When you live in a city, you very rarely actually do the touristy things that city is famous for. I have never seen the Crown Jewels. I was a small child the last time we went to the Tower of London. And I must have looked at St Paul's dozens of times from across the river at Tate Modern and thought "I should really go back there". And so I did.
Yesterday, my friend Alex and I found ourselves inside one of Christopher Wren's most famous creations. Despite it being a sunny Saturday in August, it wasn't completely overwhelmed with people as I had feared it would be. It really is an awe-inspiring structure - vast, ornate, beautiful. The famous dome is huge, and massively high - it goes up to a top point of about a hundred metres inside. The ceilings are decorated in gold imagery, with the dome itself being painted with scenes from St Paul's life.

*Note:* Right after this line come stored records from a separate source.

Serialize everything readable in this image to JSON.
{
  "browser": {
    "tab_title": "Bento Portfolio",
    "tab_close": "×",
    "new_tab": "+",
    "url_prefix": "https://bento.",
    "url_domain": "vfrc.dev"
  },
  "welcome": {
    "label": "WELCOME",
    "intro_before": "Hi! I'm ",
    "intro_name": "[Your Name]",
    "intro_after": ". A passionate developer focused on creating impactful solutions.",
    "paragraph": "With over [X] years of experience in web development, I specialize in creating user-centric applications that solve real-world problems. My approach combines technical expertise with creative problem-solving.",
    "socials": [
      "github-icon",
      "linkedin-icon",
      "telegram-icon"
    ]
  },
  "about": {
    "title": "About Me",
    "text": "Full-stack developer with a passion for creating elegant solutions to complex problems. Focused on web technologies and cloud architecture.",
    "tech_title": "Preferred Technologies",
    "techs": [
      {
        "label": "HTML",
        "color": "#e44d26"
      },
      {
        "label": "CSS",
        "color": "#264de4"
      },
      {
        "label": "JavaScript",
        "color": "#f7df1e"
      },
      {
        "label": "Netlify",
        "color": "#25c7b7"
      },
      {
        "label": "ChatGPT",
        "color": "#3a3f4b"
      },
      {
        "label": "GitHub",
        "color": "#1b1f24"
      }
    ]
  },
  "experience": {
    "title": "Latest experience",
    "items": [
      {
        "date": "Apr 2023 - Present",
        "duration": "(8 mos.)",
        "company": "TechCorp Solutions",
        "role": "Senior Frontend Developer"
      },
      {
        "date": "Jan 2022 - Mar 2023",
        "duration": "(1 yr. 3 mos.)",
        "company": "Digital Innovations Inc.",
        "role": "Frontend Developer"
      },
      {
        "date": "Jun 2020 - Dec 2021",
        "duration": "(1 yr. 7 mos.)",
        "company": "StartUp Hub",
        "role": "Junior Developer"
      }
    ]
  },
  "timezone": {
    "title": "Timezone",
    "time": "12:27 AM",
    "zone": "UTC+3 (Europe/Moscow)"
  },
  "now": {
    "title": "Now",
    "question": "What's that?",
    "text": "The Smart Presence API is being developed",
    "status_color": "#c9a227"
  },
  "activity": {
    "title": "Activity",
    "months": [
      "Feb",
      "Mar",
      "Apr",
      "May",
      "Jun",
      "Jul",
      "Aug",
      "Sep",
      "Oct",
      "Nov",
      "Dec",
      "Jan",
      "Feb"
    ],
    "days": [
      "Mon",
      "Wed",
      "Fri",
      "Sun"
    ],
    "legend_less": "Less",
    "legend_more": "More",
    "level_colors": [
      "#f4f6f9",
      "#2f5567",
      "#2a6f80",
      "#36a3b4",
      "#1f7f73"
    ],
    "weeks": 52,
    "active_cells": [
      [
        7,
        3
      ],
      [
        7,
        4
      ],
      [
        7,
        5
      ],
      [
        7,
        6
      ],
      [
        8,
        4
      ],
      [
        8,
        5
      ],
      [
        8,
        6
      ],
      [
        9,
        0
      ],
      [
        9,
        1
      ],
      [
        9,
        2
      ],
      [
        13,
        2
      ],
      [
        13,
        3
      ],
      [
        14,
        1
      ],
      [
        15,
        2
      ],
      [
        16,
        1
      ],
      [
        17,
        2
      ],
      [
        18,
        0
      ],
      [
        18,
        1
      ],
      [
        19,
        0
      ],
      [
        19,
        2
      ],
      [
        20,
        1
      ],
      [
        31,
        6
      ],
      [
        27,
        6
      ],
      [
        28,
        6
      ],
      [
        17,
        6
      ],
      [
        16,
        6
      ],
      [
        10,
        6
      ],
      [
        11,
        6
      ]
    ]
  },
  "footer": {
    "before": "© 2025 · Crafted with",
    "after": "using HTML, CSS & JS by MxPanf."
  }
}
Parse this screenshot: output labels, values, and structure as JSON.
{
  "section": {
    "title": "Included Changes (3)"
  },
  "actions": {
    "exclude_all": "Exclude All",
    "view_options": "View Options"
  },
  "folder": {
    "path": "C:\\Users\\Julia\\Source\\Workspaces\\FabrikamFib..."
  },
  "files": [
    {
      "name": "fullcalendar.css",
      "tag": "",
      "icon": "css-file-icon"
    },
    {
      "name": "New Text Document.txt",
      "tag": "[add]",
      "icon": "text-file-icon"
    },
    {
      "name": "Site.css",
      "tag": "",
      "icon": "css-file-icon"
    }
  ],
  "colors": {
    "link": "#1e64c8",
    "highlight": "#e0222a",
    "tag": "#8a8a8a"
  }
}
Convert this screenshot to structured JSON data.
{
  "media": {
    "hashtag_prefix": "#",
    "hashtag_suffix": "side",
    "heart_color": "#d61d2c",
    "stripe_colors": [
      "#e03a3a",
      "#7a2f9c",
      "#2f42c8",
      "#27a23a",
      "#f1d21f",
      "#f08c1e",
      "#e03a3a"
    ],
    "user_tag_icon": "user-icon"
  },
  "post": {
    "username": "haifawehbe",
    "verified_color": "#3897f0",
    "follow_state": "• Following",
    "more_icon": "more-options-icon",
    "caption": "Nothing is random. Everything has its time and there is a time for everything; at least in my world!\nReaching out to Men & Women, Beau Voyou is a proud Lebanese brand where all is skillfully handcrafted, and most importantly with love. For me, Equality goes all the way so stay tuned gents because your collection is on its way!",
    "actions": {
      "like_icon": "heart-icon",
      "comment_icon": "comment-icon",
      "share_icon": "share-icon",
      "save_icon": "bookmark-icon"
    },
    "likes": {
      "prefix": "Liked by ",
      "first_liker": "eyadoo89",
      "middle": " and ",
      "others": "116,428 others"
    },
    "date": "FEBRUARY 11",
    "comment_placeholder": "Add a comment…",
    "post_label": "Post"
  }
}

In this dome is the whispering gallery, so called because you are supposed to be able to whisper on one side and be able to hear it on the opposite side of the dome due to that damn pesky science stuff. We couldn't really try this out for a couple of reasons - it was already quite noisy up there and the sweaty palms that Alex was experiencing weren't from being in a highly religious space, but a small amount of vertigo that I didn't know about before. We then climbed up to the external viewing platform of the Stone Gallery at around fifty metres up and then continued our climb to the smaller external viewing platform of the Golden Gallery at around eighty metres up. From here, you could see the Crystal Palace television aerial and Wembley Stadium in the distance, and there were spectacular views of the City and the South Bank - wonderful stuff.
There was only really one negative aspect to our visit - the fact that you were not allowed to take photos, even without a flash, and the officious and humourless way this was enforced by the stewards. Yes, they're probably dealing with more idiots every day than you or I could possibly imagine, but they were just so dour and severe when telling us off that they made me a little bit angry. A certain type of Christian that doesn't act in a particularly 'Christian' way.
Anyway, all in all it was completely worth it, especially as Alex lied and got us in on student rates. We are most definitely going to Hell for that one.